-- SUPPLIED RECORDS follows --
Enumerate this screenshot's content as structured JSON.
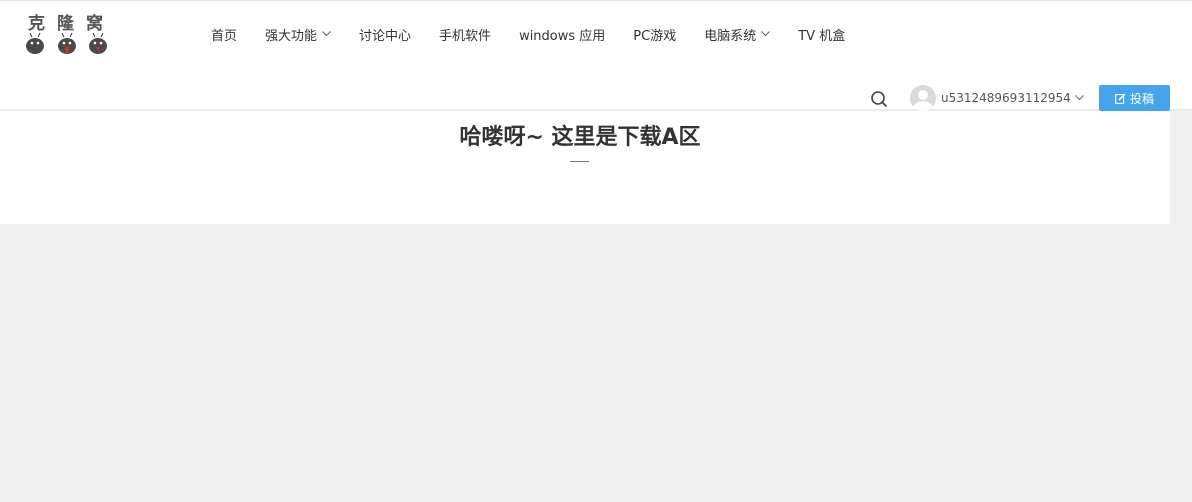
{
  "logo": {
    "text": "克隆窝",
    "bugs": [
      {
        "color": "#4a4a4a",
        "accent": "#333333"
      },
      {
        "color": "#4a4a4a",
        "accent": "#c0392b"
      },
      {
        "color": "#4a4a4a",
        "accent": "#c0392b"
      }
    ]
  },
  "nav": {
    "items": [
      {
        "label": "首页",
        "dropdown": false
      },
      {
        "label": "强大功能",
        "dropdown": true
      },
      {
        "label": "讨论中心",
        "dropdown": false
      },
      {
        "label": "手机软件",
        "dropdown": false
      },
      {
        "label": "windows 应用",
        "dropdown": false
      },
      {
        "label": "PC游戏",
        "dropdown": false
      },
      {
        "label": "电脑系统",
        "dropdown": true
      },
      {
        "label": "TV 机盒",
        "dropdown": false
      }
    ]
  },
  "header": {
    "search_icon": "search-icon",
    "username": "u5312489693112954",
    "post_button_label": "投稿",
    "post_button_icon": "edit-icon"
  },
  "banner": {
    "title": "哈喽呀~ 这里是下载A区"
  },
  "colors": {
    "accent": "#45a4ec",
    "page_background": "#efefef",
    "header_background": "#ffffff"
  }
}
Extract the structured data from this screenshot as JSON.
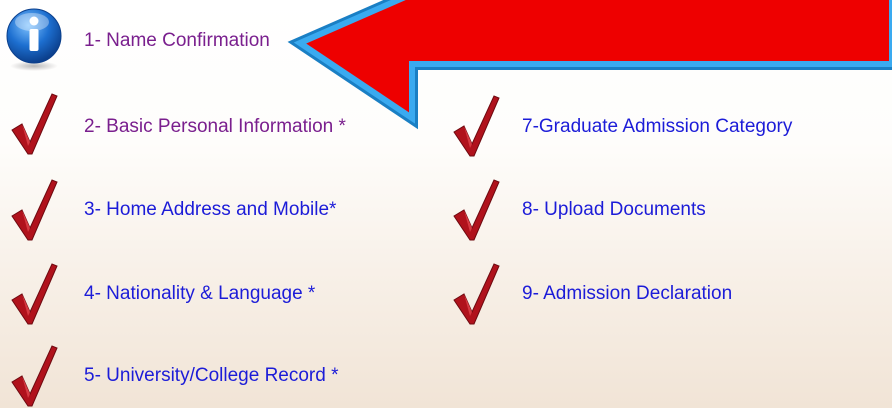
{
  "steps": [
    {
      "label": "1- Name Confirmation",
      "status": "info",
      "visited": true
    },
    {
      "label": "2- Basic Personal Information *",
      "status": "complete",
      "visited": true
    },
    {
      "label": "3- Home Address and Mobile*",
      "status": "complete",
      "visited": false
    },
    {
      "label": "4- Nationality & Language *",
      "status": "complete",
      "visited": false
    },
    {
      "label": "5- University/College Record *",
      "status": "complete",
      "visited": false
    },
    {
      "label": "7-Graduate Admission Category",
      "status": "complete",
      "visited": false
    },
    {
      "label": "8- Upload Documents",
      "status": "complete",
      "visited": false
    },
    {
      "label": "9- Admission Declaration",
      "status": "complete",
      "visited": false
    }
  ],
  "callout": {
    "fill_color": "#ee0000",
    "border_color": "#2e9be0",
    "icon": "left-arrow-callout"
  },
  "colors": {
    "visited_link": "#7a1f8e",
    "unvisited_link": "#1c1cd8",
    "check": "#b0121c",
    "info_blue": "#1d6fd0"
  }
}
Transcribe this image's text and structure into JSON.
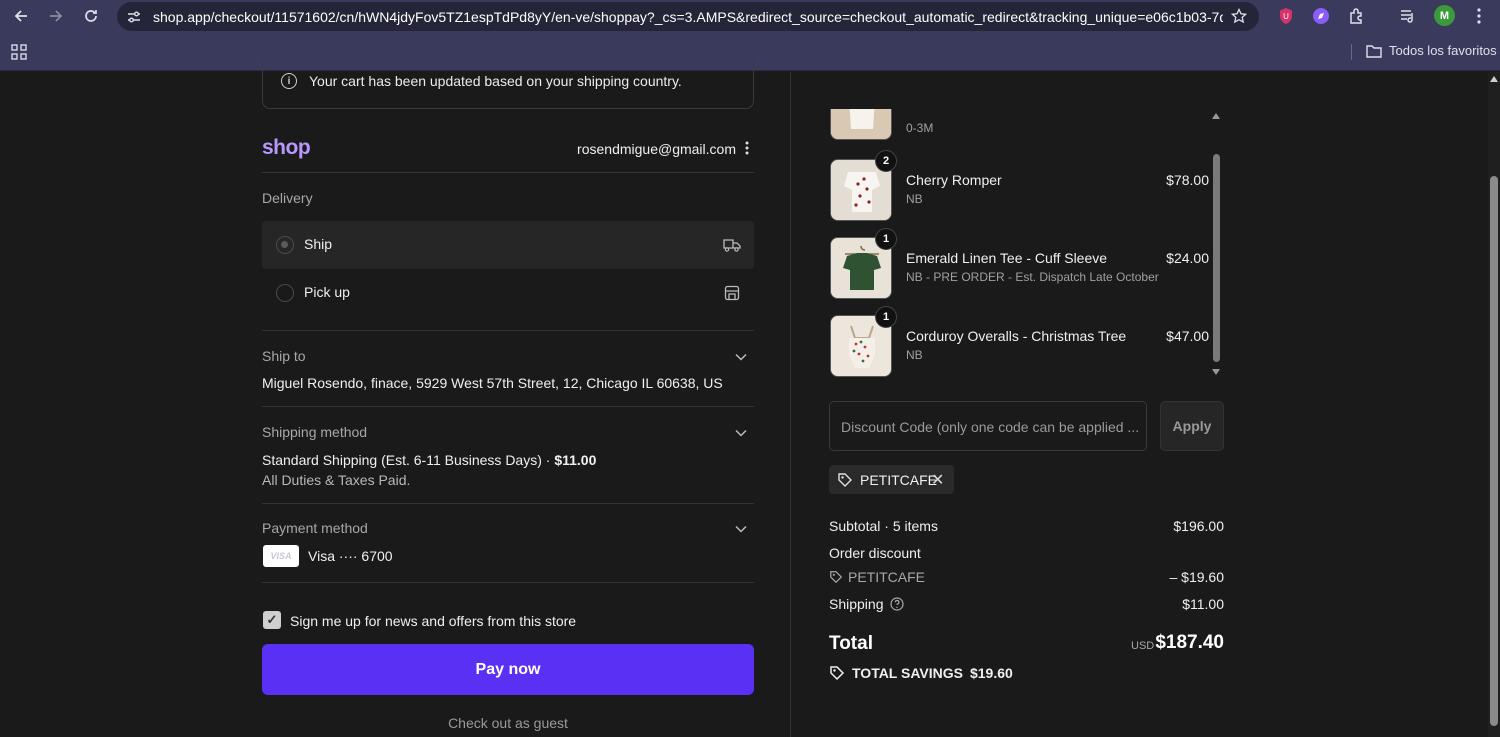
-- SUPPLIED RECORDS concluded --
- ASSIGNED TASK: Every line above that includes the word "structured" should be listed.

- REPLY TO THE TASK:
Enumerate this screenshot's content as structured JSON.
Extract the structured data from this screenshot as JSON.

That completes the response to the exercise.